▶ **Requirement**
Scan the data below. Pull out each line where "title" occurs.

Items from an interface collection
◇ ◇ ◇ ◇
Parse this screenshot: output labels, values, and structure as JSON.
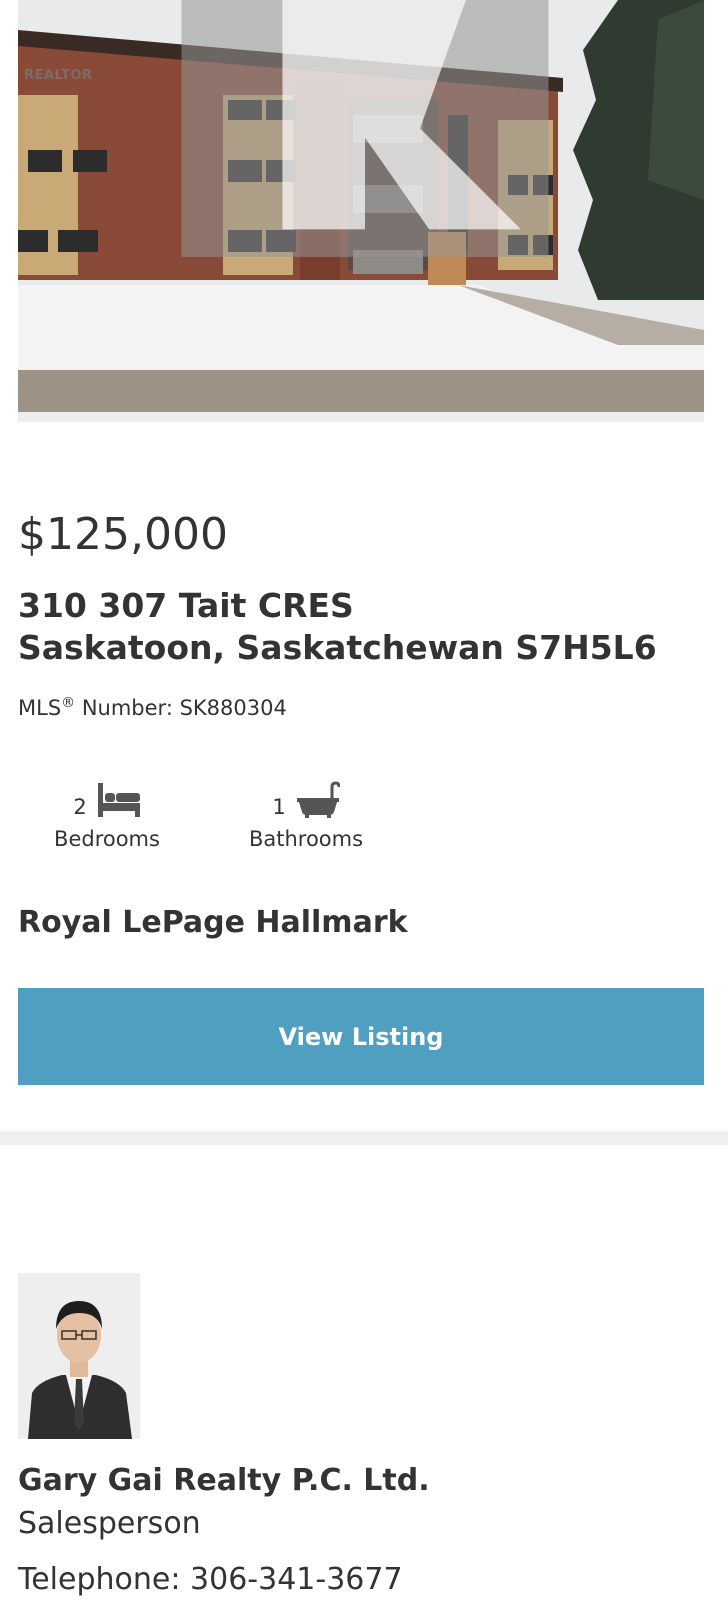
{
  "listing": {
    "photo_alt": "Apartment building exterior in winter",
    "watermark": "REALTOR",
    "price": "$125,000",
    "address_line1": "310 307 Tait CRES",
    "address_line2": "Saskatoon, Saskatchewan S7H5L6",
    "mls_prefix": "MLS",
    "mls_reg": "®",
    "mls_suffix": " Number: SK880304",
    "bedrooms_count": "2",
    "bedrooms_label": "Bedrooms",
    "bedrooms_icon": "bed-icon",
    "bathrooms_count": "1",
    "bathrooms_label": "Bathrooms",
    "bathrooms_icon": "bathtub-icon",
    "brokerage": "Royal LePage Hallmark",
    "view_button": "View Listing",
    "accent_color": "#4f9fc0"
  },
  "agent": {
    "name": "Gary Gai Realty P.C. Ltd.",
    "title": "Salesperson",
    "phone_label": "Telephone: ",
    "phone": "306-341-3677"
  }
}
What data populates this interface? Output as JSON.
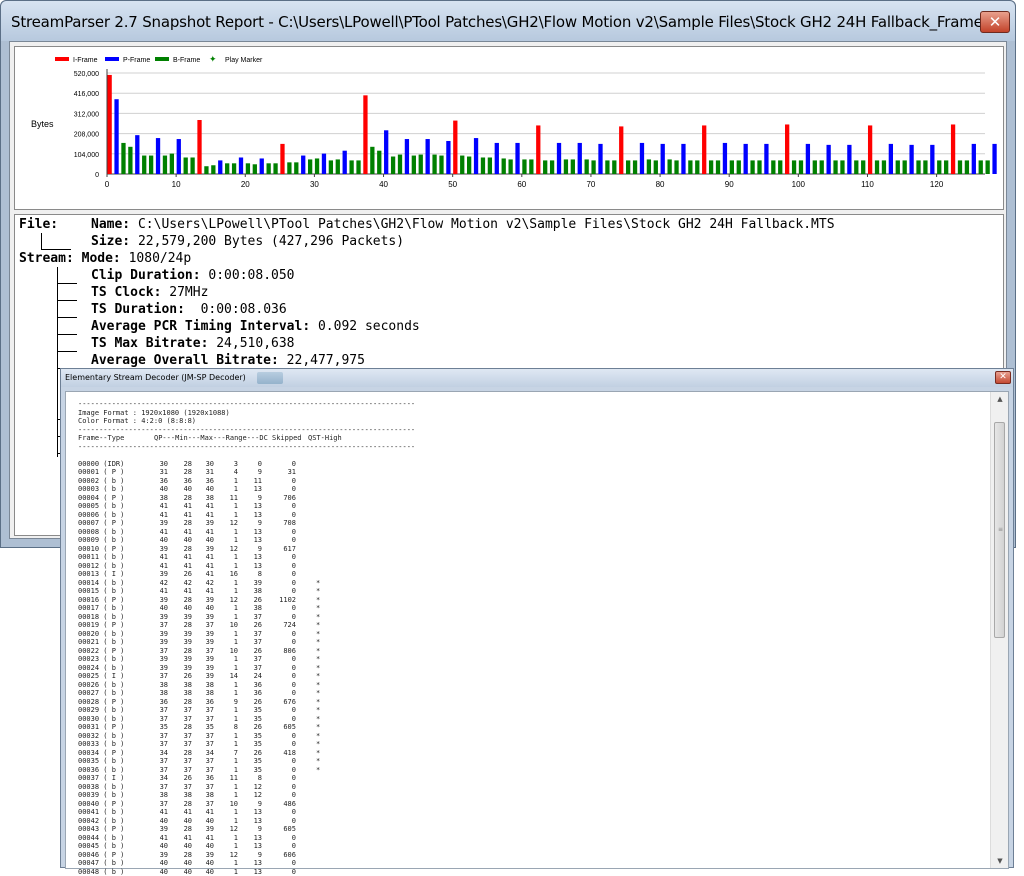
{
  "main_window": {
    "title": "StreamParser 2.7 Snapshot Report - C:\\Users\\LPowell\\PTool Patches\\GH2\\Flow Motion v2\\Sample Files\\Stock GH2 24H Fallback_Frames",
    "close_label": "✕"
  },
  "colors": {
    "i_frame": "#ff0000",
    "p_frame": "#0000ff",
    "b_frame": "#008000",
    "play_marker": "#008000"
  },
  "chart_data": {
    "type": "bar",
    "ylabel": "Bytes",
    "legend": [
      "I-Frame",
      "P-Frame",
      "B-Frame",
      "Play Marker"
    ],
    "legend_position": "top-left",
    "y_ticks": [
      "520,000",
      "416,000",
      "312,000",
      "208,000",
      "104,000",
      "0"
    ],
    "y_tick_values": [
      520000,
      416000,
      312000,
      208000,
      104000,
      0
    ],
    "x_ticks": [
      "0",
      "10",
      "20",
      "30",
      "40",
      "50",
      "60",
      "70",
      "80",
      "90",
      "100",
      "110",
      "120"
    ],
    "x_tick_values": [
      0,
      10,
      20,
      30,
      40,
      50,
      60,
      70,
      80,
      90,
      100,
      110,
      120
    ],
    "ylim": [
      0,
      520000
    ],
    "xlim": [
      0,
      127
    ],
    "grid": "horizontal",
    "frame_types": [
      "I",
      "P",
      "B",
      "B",
      "P",
      "B",
      "B",
      "P",
      "B",
      "B",
      "P",
      "B",
      "B",
      "I",
      "B",
      "B",
      "P",
      "B",
      "B",
      "P",
      "B",
      "B",
      "P",
      "B",
      "B",
      "I",
      "B",
      "B",
      "P",
      "B",
      "B",
      "P",
      "B",
      "B",
      "P",
      "B",
      "B",
      "I",
      "B",
      "B",
      "P",
      "B",
      "B",
      "P",
      "B",
      "B",
      "P",
      "B",
      "B",
      "P",
      "I",
      "B",
      "B",
      "P",
      "B",
      "B",
      "P",
      "B",
      "B",
      "P",
      "B",
      "B",
      "I",
      "B",
      "B",
      "P",
      "B",
      "B",
      "P",
      "B",
      "B",
      "P",
      "B",
      "B",
      "I",
      "B",
      "B",
      "P",
      "B",
      "B",
      "P",
      "B",
      "B",
      "P",
      "B",
      "B",
      "I",
      "B",
      "B",
      "P",
      "B",
      "B",
      "P",
      "B",
      "B",
      "P",
      "B",
      "B",
      "I",
      "B",
      "B",
      "P",
      "B",
      "B",
      "P",
      "B",
      "B",
      "P",
      "B",
      "B",
      "I",
      "B",
      "B",
      "P",
      "B",
      "B",
      "P",
      "B",
      "B",
      "P",
      "B",
      "B",
      "I",
      "B",
      "B",
      "P",
      "B",
      "B",
      "P"
    ],
    "values": [
      510000,
      385000,
      160000,
      140000,
      200000,
      95000,
      95000,
      185000,
      95000,
      105000,
      180000,
      85000,
      85000,
      278000,
      40000,
      45000,
      70000,
      55000,
      55000,
      85000,
      55000,
      50000,
      80000,
      55000,
      55000,
      155000,
      60000,
      60000,
      95000,
      75000,
      80000,
      105000,
      70000,
      75000,
      120000,
      70000,
      70000,
      405000,
      140000,
      120000,
      225000,
      90000,
      100000,
      180000,
      95000,
      100000,
      180000,
      100000,
      95000,
      170000,
      275000,
      95000,
      90000,
      185000,
      85000,
      85000,
      160000,
      80000,
      75000,
      160000,
      75000,
      75000,
      250000,
      70000,
      70000,
      160000,
      75000,
      75000,
      160000,
      75000,
      70000,
      155000,
      70000,
      70000,
      245000,
      70000,
      70000,
      160000,
      75000,
      70000,
      155000,
      75000,
      70000,
      155000,
      70000,
      70000,
      250000,
      70000,
      70000,
      160000,
      70000,
      70000,
      155000,
      70000,
      70000,
      155000,
      70000,
      70000,
      255000,
      70000,
      70000,
      155000,
      70000,
      70000,
      150000,
      70000,
      70000,
      150000,
      70000,
      70000,
      250000,
      70000,
      70000,
      155000,
      70000,
      70000,
      150000,
      70000,
      70000,
      150000,
      70000,
      70000,
      255000,
      70000,
      70000,
      155000,
      70000,
      70000,
      155000
    ]
  },
  "info": {
    "file_label": "File:",
    "name_label": "Name:",
    "name_value": "C:\\Users\\LPowell\\PTool Patches\\GH2\\Flow Motion v2\\Sample Files\\Stock GH2 24H Fallback.MTS",
    "size_label": "Size:",
    "size_value": "22,579,200 Bytes (427,296 Packets)",
    "stream_label": "Stream:",
    "mode_label": "Mode:",
    "mode_value": "1080/24p",
    "clip_duration_label": "Clip Duration:",
    "clip_duration_value": "0:00:08.050",
    "ts_clock_label": "TS Clock:",
    "ts_clock_value": "27MHz",
    "ts_duration_label": "TS Duration:",
    "ts_duration_value": "0:00:08.036",
    "avg_pcr_label": "Average PCR Timing Interval:",
    "avg_pcr_value": "0.092 seconds",
    "ts_max_label": "TS Max Bitrate:",
    "ts_max_value": "24,510,638",
    "avg_overall_label": "Average Overall Bitrate:",
    "avg_overall_value": "22,477,975"
  },
  "decoder": {
    "title": "Elementary Stream Decoder (JM-SP Decoder)",
    "close_label": "✕",
    "separator": "--------------------------------------------------------------------------------",
    "image_format": "Image Format : 1920x1080 (1920x1088)",
    "color_format": "Color Format : 4:2:0 (8:8:8)",
    "header": [
      "Frame--Type",
      "QP---Min---Max---Range---DC",
      "Skipped",
      "QST-High"
    ],
    "rows": [
      [
        "00000 (IDR)",
        "30",
        "28",
        "30",
        "3",
        "0",
        "0",
        ""
      ],
      [
        "00001 ( P )",
        "31",
        "28",
        "31",
        "4",
        "9",
        "31",
        ""
      ],
      [
        "00002 ( b )",
        "36",
        "36",
        "36",
        "1",
        "11",
        "0",
        ""
      ],
      [
        "00003 ( b )",
        "40",
        "40",
        "40",
        "1",
        "13",
        "0",
        ""
      ],
      [
        "00004 ( P )",
        "38",
        "28",
        "38",
        "11",
        "9",
        "706",
        ""
      ],
      [
        "00005 ( b )",
        "41",
        "41",
        "41",
        "1",
        "13",
        "0",
        ""
      ],
      [
        "00006 ( b )",
        "41",
        "41",
        "41",
        "1",
        "13",
        "0",
        ""
      ],
      [
        "00007 ( P )",
        "39",
        "28",
        "39",
        "12",
        "9",
        "708",
        ""
      ],
      [
        "00008 ( b )",
        "41",
        "41",
        "41",
        "1",
        "13",
        "0",
        ""
      ],
      [
        "00009 ( b )",
        "40",
        "40",
        "40",
        "1",
        "13",
        "0",
        ""
      ],
      [
        "00010 ( P )",
        "39",
        "28",
        "39",
        "12",
        "9",
        "617",
        ""
      ],
      [
        "00011 ( b )",
        "41",
        "41",
        "41",
        "1",
        "13",
        "0",
        ""
      ],
      [
        "00012 ( b )",
        "41",
        "41",
        "41",
        "1",
        "13",
        "0",
        ""
      ],
      [
        "00013 ( I )",
        "39",
        "26",
        "41",
        "16",
        "8",
        "0",
        ""
      ],
      [
        "00014 ( b )",
        "42",
        "42",
        "42",
        "1",
        "39",
        "0",
        "*"
      ],
      [
        "00015 ( b )",
        "41",
        "41",
        "41",
        "1",
        "38",
        "0",
        "*"
      ],
      [
        "00016 ( P )",
        "39",
        "28",
        "39",
        "12",
        "26",
        "1102",
        "*"
      ],
      [
        "00017 ( b )",
        "40",
        "40",
        "40",
        "1",
        "38",
        "0",
        "*"
      ],
      [
        "00018 ( b )",
        "39",
        "39",
        "39",
        "1",
        "37",
        "0",
        "*"
      ],
      [
        "00019 ( P )",
        "37",
        "28",
        "37",
        "10",
        "26",
        "724",
        "*"
      ],
      [
        "00020 ( b )",
        "39",
        "39",
        "39",
        "1",
        "37",
        "0",
        "*"
      ],
      [
        "00021 ( b )",
        "39",
        "39",
        "39",
        "1",
        "37",
        "0",
        "*"
      ],
      [
        "00022 ( P )",
        "37",
        "28",
        "37",
        "10",
        "26",
        "806",
        "*"
      ],
      [
        "00023 ( b )",
        "39",
        "39",
        "39",
        "1",
        "37",
        "0",
        "*"
      ],
      [
        "00024 ( b )",
        "39",
        "39",
        "39",
        "1",
        "37",
        "0",
        "*"
      ],
      [
        "00025 ( I )",
        "37",
        "26",
        "39",
        "14",
        "24",
        "0",
        "*"
      ],
      [
        "00026 ( b )",
        "38",
        "38",
        "38",
        "1",
        "36",
        "0",
        "*"
      ],
      [
        "00027 ( b )",
        "38",
        "38",
        "38",
        "1",
        "36",
        "0",
        "*"
      ],
      [
        "00028 ( P )",
        "36",
        "28",
        "36",
        "9",
        "26",
        "676",
        "*"
      ],
      [
        "00029 ( b )",
        "37",
        "37",
        "37",
        "1",
        "35",
        "0",
        "*"
      ],
      [
        "00030 ( b )",
        "37",
        "37",
        "37",
        "1",
        "35",
        "0",
        "*"
      ],
      [
        "00031 ( P )",
        "35",
        "28",
        "35",
        "8",
        "26",
        "605",
        "*"
      ],
      [
        "00032 ( b )",
        "37",
        "37",
        "37",
        "1",
        "35",
        "0",
        "*"
      ],
      [
        "00033 ( b )",
        "37",
        "37",
        "37",
        "1",
        "35",
        "0",
        "*"
      ],
      [
        "00034 ( P )",
        "34",
        "28",
        "34",
        "7",
        "26",
        "418",
        "*"
      ],
      [
        "00035 ( b )",
        "37",
        "37",
        "37",
        "1",
        "35",
        "0",
        "*"
      ],
      [
        "00036 ( b )",
        "37",
        "37",
        "37",
        "1",
        "35",
        "0",
        "*"
      ],
      [
        "00037 ( I )",
        "34",
        "26",
        "36",
        "11",
        "8",
        "0",
        ""
      ],
      [
        "00038 ( b )",
        "37",
        "37",
        "37",
        "1",
        "12",
        "0",
        ""
      ],
      [
        "00039 ( b )",
        "38",
        "38",
        "38",
        "1",
        "12",
        "0",
        ""
      ],
      [
        "00040 ( P )",
        "37",
        "28",
        "37",
        "10",
        "9",
        "486",
        ""
      ],
      [
        "00041 ( b )",
        "41",
        "41",
        "41",
        "1",
        "13",
        "0",
        ""
      ],
      [
        "00042 ( b )",
        "40",
        "40",
        "40",
        "1",
        "13",
        "0",
        ""
      ],
      [
        "00043 ( P )",
        "39",
        "28",
        "39",
        "12",
        "9",
        "605",
        ""
      ],
      [
        "00044 ( b )",
        "41",
        "41",
        "41",
        "1",
        "13",
        "0",
        ""
      ],
      [
        "00045 ( b )",
        "40",
        "40",
        "40",
        "1",
        "13",
        "0",
        ""
      ],
      [
        "00046 ( P )",
        "39",
        "28",
        "39",
        "12",
        "9",
        "606",
        ""
      ],
      [
        "00047 ( b )",
        "40",
        "40",
        "40",
        "1",
        "13",
        "0",
        ""
      ],
      [
        "00048 ( b )",
        "40",
        "40",
        "40",
        "1",
        "13",
        "0",
        ""
      ]
    ],
    "scroll_up": "▲",
    "scroll_down": "▼",
    "scroll_grip": "≡"
  }
}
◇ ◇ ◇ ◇
▶ **Solution for this exercise**
    "title": "Salesperson",
    "title": "StreamParser 2.7 Snapshot Report - C:\\Users\\LPowell\\PTool Patches\\GH2\\Flow Motion v2\\Sample Files\\Stock GH2 24H Fallback_Frames",
    "title": "Elementary Stream Decoder (JM-SP Decoder)",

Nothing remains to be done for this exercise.